++++ DATA FOR ANALYSIS
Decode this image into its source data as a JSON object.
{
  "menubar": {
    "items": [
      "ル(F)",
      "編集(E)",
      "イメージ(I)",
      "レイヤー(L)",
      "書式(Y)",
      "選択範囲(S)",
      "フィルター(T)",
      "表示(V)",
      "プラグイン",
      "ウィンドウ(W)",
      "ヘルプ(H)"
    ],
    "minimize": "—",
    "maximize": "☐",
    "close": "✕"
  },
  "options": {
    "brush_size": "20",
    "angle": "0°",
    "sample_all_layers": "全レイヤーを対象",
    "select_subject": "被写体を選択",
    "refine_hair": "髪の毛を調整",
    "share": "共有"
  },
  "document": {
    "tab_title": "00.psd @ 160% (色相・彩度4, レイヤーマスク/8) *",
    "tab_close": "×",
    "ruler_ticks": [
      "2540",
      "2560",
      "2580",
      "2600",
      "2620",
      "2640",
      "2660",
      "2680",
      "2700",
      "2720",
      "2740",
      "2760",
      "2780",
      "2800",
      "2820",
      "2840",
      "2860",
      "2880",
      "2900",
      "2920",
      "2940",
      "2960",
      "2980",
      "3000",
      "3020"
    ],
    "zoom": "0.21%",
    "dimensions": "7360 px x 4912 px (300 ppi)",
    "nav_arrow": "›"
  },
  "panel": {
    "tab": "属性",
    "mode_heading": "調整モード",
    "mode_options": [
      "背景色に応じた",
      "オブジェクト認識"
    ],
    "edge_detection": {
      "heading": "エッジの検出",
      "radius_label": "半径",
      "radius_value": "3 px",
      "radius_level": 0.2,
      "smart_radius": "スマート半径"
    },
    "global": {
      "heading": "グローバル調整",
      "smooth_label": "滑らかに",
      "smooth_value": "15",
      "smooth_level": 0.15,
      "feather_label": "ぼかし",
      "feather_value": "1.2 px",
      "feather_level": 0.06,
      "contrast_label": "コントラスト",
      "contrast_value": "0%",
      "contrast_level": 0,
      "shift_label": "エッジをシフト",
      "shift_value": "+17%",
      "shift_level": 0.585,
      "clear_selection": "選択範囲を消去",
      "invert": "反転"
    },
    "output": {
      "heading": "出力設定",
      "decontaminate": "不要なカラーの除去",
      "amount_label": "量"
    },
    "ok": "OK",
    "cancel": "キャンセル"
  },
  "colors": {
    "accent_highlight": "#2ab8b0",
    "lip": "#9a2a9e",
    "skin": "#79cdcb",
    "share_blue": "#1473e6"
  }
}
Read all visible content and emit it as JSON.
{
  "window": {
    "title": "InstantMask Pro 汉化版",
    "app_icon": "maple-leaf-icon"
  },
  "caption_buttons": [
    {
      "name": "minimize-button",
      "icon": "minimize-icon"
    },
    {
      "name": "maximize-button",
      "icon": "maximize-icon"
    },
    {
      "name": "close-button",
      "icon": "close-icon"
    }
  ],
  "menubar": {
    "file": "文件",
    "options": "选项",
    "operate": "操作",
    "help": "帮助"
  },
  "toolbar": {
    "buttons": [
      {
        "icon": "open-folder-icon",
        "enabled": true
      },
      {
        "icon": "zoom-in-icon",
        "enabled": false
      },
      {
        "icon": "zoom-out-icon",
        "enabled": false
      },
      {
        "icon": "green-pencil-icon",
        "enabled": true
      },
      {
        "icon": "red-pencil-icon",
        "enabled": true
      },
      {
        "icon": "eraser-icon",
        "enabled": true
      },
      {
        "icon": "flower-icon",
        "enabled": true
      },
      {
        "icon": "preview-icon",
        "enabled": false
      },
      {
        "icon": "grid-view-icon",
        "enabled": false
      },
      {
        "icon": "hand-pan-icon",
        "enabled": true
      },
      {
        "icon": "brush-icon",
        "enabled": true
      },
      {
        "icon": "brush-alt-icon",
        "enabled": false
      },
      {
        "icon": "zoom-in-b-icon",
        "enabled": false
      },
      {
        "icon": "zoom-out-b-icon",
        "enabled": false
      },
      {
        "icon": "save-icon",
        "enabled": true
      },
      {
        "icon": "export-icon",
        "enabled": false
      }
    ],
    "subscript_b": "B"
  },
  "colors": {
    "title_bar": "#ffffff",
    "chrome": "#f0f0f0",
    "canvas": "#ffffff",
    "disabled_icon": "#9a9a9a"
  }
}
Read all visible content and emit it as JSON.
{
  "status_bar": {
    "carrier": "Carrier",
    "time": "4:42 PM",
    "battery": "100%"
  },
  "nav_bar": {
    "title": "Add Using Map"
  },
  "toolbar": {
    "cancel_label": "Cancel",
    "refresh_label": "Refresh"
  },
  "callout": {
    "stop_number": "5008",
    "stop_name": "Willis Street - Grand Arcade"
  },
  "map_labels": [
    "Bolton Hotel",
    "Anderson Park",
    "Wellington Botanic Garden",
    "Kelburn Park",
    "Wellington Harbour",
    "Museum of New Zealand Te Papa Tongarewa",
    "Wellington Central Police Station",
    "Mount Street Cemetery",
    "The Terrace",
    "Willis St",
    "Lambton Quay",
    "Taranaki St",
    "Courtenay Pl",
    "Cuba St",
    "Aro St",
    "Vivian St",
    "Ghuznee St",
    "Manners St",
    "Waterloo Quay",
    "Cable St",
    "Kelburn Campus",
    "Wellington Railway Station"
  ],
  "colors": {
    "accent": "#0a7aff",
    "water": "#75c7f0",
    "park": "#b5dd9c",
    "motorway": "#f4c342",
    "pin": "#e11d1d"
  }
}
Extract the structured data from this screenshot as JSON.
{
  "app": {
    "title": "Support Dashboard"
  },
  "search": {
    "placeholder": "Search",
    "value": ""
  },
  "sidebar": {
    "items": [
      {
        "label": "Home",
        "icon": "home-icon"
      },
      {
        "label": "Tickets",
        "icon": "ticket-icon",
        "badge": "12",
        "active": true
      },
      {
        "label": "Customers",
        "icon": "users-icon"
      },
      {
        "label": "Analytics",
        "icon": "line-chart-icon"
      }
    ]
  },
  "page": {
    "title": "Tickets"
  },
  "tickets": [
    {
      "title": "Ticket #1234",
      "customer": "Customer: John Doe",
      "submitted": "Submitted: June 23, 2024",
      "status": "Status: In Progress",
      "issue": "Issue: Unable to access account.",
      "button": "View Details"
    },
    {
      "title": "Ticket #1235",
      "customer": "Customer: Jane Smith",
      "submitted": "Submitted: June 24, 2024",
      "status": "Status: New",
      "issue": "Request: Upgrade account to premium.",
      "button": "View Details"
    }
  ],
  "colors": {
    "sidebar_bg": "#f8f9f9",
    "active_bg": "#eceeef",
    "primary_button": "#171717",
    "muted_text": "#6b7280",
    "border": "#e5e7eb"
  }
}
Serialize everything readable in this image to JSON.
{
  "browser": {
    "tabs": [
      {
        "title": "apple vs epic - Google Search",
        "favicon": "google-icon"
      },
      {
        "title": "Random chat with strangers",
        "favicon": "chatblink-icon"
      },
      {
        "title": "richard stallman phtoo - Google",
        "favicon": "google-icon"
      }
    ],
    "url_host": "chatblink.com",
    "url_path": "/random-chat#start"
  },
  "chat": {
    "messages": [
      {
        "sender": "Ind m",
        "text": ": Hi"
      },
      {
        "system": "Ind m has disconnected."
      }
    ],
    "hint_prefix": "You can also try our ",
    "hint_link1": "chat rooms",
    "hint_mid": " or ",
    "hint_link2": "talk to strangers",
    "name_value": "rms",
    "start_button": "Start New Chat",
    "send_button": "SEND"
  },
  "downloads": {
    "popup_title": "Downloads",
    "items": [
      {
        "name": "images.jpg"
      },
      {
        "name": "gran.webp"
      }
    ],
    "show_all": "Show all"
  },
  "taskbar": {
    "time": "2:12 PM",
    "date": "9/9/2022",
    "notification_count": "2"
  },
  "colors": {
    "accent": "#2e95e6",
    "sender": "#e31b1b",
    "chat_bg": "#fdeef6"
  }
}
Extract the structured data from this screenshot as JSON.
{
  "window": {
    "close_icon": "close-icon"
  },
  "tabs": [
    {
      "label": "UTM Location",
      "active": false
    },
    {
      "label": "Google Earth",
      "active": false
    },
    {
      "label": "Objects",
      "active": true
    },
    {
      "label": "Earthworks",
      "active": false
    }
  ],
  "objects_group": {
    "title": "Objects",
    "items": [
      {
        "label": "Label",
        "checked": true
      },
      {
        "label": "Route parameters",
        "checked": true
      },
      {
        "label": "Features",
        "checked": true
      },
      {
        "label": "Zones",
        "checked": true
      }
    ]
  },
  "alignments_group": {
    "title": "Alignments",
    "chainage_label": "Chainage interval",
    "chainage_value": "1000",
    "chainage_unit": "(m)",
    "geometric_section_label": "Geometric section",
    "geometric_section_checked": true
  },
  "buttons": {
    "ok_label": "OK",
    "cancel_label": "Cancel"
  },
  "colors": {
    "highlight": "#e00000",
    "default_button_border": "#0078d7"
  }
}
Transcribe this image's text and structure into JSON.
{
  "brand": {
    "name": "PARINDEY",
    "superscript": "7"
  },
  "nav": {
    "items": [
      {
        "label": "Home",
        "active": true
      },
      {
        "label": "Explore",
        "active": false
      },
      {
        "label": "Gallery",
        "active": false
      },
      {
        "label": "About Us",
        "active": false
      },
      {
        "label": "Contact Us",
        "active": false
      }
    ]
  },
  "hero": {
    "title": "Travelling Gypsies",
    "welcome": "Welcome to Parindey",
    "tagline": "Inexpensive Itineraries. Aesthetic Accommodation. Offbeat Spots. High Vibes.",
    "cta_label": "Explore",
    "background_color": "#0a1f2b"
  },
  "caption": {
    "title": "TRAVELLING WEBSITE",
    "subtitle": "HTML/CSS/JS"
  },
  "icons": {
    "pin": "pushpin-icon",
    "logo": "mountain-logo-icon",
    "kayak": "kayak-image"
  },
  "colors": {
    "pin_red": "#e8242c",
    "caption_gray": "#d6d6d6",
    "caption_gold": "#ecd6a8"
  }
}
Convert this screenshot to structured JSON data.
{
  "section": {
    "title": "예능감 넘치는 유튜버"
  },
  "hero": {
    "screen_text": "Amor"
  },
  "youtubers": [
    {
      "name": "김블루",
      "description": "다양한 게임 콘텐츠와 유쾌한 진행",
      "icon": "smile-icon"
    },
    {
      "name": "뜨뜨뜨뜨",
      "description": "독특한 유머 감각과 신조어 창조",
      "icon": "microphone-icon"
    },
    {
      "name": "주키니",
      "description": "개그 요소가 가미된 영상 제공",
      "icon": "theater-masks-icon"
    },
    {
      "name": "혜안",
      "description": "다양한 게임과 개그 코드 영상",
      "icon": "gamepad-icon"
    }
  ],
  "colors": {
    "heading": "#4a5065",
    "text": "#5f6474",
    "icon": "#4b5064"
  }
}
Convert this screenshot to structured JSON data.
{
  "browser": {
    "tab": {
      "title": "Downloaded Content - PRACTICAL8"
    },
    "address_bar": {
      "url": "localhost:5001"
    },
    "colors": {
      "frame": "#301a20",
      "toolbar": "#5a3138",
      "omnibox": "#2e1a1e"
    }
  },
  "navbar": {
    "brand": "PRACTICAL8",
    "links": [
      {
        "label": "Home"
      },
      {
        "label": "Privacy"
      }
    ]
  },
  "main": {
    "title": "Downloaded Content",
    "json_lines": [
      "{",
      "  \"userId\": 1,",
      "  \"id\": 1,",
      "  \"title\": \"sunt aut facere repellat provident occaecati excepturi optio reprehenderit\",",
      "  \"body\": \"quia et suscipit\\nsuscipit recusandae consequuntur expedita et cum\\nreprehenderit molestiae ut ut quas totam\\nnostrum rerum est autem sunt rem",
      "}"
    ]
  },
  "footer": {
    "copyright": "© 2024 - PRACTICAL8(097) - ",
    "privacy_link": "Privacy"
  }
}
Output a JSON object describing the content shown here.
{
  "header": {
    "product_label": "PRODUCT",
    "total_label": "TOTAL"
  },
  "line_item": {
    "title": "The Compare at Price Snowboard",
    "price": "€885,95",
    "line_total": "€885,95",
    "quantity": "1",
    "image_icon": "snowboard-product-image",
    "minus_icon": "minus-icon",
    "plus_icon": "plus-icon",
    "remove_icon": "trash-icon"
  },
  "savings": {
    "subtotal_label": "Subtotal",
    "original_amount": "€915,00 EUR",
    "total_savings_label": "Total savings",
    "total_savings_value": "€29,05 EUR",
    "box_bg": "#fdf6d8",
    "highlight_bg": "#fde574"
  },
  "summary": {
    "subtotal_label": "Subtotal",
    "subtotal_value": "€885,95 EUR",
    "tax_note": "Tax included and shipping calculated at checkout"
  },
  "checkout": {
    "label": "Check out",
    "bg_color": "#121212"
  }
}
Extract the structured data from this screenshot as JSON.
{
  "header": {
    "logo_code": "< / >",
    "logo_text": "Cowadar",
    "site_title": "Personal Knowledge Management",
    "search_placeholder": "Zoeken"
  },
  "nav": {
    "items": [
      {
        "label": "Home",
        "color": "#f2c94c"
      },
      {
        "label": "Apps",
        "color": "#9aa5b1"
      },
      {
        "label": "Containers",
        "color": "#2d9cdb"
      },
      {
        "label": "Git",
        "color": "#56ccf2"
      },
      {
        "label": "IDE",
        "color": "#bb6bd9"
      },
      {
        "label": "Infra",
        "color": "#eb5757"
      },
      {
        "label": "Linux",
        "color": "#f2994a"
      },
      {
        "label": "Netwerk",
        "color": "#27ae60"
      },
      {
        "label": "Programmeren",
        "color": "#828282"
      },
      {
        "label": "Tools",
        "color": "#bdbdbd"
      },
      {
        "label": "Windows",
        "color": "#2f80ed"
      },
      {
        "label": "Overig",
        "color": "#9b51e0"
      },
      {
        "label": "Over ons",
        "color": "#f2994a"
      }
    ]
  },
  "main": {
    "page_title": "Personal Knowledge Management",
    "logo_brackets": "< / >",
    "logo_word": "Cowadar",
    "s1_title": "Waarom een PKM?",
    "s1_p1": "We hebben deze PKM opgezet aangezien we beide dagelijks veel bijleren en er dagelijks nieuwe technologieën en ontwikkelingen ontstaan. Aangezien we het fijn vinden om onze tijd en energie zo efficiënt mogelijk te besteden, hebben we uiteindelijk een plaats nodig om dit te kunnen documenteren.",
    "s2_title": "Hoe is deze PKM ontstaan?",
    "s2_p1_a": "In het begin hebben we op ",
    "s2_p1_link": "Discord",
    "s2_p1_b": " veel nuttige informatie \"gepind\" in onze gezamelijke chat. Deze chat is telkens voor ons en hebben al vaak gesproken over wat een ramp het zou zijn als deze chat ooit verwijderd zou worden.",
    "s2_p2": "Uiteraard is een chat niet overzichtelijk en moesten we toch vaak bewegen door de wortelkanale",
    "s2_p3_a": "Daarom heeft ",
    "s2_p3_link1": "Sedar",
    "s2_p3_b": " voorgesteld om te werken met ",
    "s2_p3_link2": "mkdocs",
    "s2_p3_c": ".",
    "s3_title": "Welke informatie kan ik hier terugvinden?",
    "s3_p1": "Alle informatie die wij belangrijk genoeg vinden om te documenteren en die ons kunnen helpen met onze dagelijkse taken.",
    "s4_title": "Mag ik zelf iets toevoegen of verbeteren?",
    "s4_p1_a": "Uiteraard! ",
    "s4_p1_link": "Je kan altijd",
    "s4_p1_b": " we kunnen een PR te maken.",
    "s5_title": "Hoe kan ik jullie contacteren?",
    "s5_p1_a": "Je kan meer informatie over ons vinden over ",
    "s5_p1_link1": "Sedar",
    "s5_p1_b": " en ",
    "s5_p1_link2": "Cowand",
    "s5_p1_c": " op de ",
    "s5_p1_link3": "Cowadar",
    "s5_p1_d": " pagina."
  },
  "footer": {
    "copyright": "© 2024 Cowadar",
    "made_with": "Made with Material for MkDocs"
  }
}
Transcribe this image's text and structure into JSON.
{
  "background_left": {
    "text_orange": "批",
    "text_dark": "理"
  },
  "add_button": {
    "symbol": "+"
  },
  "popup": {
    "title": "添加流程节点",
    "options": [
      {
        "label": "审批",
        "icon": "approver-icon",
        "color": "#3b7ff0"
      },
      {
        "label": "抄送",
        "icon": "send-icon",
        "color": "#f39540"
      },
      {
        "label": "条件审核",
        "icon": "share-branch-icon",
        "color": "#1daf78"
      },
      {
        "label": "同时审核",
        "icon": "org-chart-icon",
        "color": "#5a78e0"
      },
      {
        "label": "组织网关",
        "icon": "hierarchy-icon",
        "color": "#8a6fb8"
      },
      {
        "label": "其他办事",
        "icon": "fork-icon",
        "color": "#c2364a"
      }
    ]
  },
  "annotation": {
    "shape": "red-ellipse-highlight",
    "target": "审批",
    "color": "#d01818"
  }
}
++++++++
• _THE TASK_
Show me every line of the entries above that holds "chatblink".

• _PROBLEM SOLUTION_
        "favicon": "chatblink-icon"
    "url_host": "chatblink.com",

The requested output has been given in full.